The timing of Turkey’s blockage in NATO
There is yet another tension between Turkey and its Western allies.
According to Reuters, Turkey is refusing to back a NATO defense plan for the Baltics and Poland until the alliance offers Ankara more political support for its fight against the YPG, which Turkey says is the Syrian wing of the illegal PKK.
Turkey wants to strike a blow to the so-called “tactical” relationship between its allies and the YPG, an offshoot of the PKK which is recognized as a terror organization by Washington and European capitals.
The YPG is often described by the Western media as “Kurdish militants” in Northern Syria.
I wish my Western colleagues could go to some Western politicians and get, for instance, from a Polish or U.S. foreign minister a clear-cut statement and make them say: “The Turks are talking nonsense. There is no relationship whatsoever between the YPG and the PKK.”
Life would have been so much easier if they would have come with such a statement. Life would have been even easier if some would simply say, “In fact, we made a mistake in the past: We no longer think the PKK is a terror organization. It is a group of freedom fighters using violence for their right cause.”
But the public relations world of diplomacy is less about truths and more about perceptions. And the Justice and Development Party (AKP) government is failing big time to play the game according to the rules. Ever since it dragged its feet to help save the Kurdish town Kobane in Syria from an ISIL siege, it is failing to pass the message across that its enemy are not the Kurds but the PKK terrorists. Yet how convincing can you be when the leader of the pro-Kurdish political party is in prison based on legal arguments that do not meet the universal judicial criteria.
In addition, if Turkey wants to get its allies on its side against the PKK, it needs to make the right move at the right time.
Let’s look at the timing.
It is not the first time that Turkey is showing its uneasiness concerning NATO’s strategy to focus on the “eastern” flank at the expense of the “southern” flank. In view of Turkey’s rapprochement with Russia, this could be perceived as a Turkish effort to please Moscow. This is not the case. It has to do more with answering Turkey’s security needs facing the challenges on the southern front than underestimating the threat coming from Russia. Otherwise, Turkey would not have approved previous NATO plans against Russia.
Turkey’s move comes at a time when there are deep rifts among allies concerning the future of NATO.

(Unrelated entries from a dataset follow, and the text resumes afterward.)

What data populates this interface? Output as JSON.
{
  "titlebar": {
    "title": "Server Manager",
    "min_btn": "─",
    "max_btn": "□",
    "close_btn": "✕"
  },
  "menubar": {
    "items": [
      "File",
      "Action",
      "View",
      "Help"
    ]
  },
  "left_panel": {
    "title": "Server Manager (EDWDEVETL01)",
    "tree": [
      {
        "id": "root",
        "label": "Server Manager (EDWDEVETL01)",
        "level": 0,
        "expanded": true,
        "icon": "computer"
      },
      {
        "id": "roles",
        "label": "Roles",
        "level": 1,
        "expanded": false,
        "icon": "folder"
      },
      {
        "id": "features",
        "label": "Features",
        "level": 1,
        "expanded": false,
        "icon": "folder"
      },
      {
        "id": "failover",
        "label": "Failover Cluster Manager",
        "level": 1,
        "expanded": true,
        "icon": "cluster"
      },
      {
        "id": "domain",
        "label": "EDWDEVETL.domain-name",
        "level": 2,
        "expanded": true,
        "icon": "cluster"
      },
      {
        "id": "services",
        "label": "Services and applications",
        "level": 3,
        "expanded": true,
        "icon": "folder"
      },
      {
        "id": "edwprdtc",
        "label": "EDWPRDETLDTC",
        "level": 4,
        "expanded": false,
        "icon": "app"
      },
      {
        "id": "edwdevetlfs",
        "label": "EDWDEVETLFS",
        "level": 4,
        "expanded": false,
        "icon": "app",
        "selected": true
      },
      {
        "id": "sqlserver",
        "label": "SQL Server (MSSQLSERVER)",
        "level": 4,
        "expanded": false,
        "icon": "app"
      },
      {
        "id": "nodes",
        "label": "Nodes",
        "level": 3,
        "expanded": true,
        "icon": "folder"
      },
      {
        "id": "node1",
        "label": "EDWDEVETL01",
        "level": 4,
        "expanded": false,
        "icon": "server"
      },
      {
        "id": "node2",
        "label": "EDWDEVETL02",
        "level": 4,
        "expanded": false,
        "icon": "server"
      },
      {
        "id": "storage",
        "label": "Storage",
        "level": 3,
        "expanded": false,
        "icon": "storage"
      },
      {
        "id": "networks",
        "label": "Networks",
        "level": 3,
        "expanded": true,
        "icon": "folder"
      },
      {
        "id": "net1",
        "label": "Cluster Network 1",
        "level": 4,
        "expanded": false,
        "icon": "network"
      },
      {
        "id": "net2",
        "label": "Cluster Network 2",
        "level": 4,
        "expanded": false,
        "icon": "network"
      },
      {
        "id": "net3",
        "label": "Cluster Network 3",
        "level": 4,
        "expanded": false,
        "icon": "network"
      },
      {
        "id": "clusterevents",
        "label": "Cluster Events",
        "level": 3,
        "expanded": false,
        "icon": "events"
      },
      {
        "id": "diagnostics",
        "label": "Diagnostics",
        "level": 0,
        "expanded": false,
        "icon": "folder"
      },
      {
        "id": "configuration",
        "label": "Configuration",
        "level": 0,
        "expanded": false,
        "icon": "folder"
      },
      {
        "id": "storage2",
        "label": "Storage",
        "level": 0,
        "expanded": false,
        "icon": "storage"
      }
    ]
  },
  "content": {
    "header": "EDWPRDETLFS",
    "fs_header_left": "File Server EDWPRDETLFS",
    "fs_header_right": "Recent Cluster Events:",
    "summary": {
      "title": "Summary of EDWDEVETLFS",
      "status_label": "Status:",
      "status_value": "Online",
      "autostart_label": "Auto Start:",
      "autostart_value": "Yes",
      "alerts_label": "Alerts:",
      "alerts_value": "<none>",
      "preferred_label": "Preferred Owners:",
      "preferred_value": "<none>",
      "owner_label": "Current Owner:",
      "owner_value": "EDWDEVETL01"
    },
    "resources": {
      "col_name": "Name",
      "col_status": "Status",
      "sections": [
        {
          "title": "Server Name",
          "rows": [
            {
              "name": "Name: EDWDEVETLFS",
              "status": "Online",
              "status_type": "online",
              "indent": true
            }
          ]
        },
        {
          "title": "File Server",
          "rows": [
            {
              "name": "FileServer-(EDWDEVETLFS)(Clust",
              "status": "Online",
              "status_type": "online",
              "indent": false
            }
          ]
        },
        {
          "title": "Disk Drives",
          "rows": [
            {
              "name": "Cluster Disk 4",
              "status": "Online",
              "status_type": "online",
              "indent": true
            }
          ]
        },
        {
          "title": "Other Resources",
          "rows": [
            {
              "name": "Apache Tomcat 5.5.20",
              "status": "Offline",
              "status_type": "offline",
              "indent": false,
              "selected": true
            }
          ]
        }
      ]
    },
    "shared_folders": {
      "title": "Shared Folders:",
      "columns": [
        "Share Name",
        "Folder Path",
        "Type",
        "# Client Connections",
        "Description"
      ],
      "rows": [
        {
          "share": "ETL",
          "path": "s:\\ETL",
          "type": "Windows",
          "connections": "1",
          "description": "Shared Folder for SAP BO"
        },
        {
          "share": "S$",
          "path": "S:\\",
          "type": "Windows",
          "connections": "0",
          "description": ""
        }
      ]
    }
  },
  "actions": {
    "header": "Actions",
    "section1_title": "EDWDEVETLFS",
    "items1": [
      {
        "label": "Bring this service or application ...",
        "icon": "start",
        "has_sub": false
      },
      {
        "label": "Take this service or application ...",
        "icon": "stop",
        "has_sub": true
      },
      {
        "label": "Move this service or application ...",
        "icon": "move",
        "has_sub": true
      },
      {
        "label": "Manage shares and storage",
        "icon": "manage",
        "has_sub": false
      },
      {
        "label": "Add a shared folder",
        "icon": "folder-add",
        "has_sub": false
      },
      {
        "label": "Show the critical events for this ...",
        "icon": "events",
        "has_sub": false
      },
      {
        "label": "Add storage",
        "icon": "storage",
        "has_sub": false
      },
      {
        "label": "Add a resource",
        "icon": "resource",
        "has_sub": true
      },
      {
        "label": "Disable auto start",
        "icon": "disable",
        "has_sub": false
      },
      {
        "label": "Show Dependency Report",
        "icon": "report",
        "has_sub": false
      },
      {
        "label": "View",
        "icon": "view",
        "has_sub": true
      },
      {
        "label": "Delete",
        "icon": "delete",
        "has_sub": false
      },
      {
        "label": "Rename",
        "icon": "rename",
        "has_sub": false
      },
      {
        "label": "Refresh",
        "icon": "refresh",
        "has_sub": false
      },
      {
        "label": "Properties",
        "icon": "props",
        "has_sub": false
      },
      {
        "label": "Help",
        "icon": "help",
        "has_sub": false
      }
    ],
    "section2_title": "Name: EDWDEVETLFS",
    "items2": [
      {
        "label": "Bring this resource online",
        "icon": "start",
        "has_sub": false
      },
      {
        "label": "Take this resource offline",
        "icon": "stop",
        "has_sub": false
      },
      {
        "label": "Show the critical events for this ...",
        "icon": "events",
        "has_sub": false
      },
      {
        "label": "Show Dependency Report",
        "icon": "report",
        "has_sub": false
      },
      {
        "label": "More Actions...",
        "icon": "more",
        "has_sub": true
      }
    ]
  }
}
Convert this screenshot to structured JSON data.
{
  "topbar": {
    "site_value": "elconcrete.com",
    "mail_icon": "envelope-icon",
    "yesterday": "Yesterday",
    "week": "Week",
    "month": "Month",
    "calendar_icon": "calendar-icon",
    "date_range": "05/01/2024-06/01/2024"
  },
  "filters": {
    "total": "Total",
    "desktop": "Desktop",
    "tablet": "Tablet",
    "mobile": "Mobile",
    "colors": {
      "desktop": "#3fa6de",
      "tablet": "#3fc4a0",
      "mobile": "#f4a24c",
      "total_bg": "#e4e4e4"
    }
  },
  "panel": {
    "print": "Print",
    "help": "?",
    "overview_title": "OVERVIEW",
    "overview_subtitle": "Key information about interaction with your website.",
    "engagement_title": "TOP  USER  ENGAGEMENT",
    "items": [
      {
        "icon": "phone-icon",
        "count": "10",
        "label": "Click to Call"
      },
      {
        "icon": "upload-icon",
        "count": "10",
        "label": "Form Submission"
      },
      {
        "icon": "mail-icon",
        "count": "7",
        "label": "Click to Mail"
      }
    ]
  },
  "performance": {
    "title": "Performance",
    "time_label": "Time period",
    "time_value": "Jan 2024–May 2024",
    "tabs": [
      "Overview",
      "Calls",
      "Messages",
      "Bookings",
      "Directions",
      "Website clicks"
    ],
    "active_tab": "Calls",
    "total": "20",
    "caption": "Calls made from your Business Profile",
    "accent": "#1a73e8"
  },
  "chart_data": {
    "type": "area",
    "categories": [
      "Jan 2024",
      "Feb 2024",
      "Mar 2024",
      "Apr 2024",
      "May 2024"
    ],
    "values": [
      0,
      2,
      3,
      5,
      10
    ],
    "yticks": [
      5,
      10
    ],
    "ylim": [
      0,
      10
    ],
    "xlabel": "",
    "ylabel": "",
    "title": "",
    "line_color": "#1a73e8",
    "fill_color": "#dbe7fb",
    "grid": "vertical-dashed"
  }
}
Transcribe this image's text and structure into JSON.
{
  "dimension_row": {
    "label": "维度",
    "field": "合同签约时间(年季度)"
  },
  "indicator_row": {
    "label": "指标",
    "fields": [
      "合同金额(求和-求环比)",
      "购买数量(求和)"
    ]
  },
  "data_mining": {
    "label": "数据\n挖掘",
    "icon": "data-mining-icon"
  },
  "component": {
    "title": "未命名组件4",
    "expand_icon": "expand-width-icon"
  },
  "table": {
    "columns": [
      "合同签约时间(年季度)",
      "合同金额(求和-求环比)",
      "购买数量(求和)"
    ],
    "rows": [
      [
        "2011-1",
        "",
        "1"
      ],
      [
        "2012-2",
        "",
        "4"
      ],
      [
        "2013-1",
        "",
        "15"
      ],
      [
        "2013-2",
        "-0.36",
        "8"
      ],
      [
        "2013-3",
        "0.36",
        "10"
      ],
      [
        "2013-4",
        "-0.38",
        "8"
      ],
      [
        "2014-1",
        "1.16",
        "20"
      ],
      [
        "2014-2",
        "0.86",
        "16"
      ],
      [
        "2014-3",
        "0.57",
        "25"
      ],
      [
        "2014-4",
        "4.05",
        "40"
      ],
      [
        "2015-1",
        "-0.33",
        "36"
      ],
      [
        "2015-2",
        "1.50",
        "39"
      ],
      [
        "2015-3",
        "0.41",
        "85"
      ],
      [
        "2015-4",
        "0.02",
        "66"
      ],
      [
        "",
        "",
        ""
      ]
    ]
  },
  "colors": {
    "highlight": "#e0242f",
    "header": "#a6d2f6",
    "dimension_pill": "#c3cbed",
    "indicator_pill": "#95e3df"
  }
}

It has been only a few weeks since France’s President Emmanuel Macron called the brain death of NATO, sparking fierce reaction from other members. While Macron talks about strategic autonomy, the Baltics, and Eastern European countries, among them Poland, do not favor the weakening of defense ties with Washington.
Some believe that the story was intentionally leaked to prove Macron’s point that NATO cannot be trusted against Russian aggression. While Turkey’s move might be seen as vindicating France’s point, to what degree will it help Turkey’s cause?
At any rate, whose idea was it to test Russian anti-ballistic defense system S-400 with Turkish F-16 fighter jets ahead of a NATO summit? Was it a calculated move to send a signal to those who claim the deployment of S-400s will put at risk sensitive technology of NATO’s inventory? If so, what’s the point of strengthening the hands of those who claim Turkey can no longer be a trusted ally? If it is not calculated, then we are talking about a totally different situation where diplomacy without coordination and consistency can lead to detrimental consequences.
Turkey looks set on capitalizing on its nuisance value by using a brinkmanship method. We will see whether this will bring the desired outcome. And if it does bring the desired outcome, we will also have to see the damage that will be inflicted on Turkey’s already strained relations with its allies.
On the other side, Western opinion leaders (and I am not talking about politicians who seem not to do much thinking these days) should think about the reasons why Turkey felt the need to use its nuisance value. Could it also be because it was left no option by its allies, which remained indifferent to its repeated calls on its security concerns no matter how inappropriately they were voiced?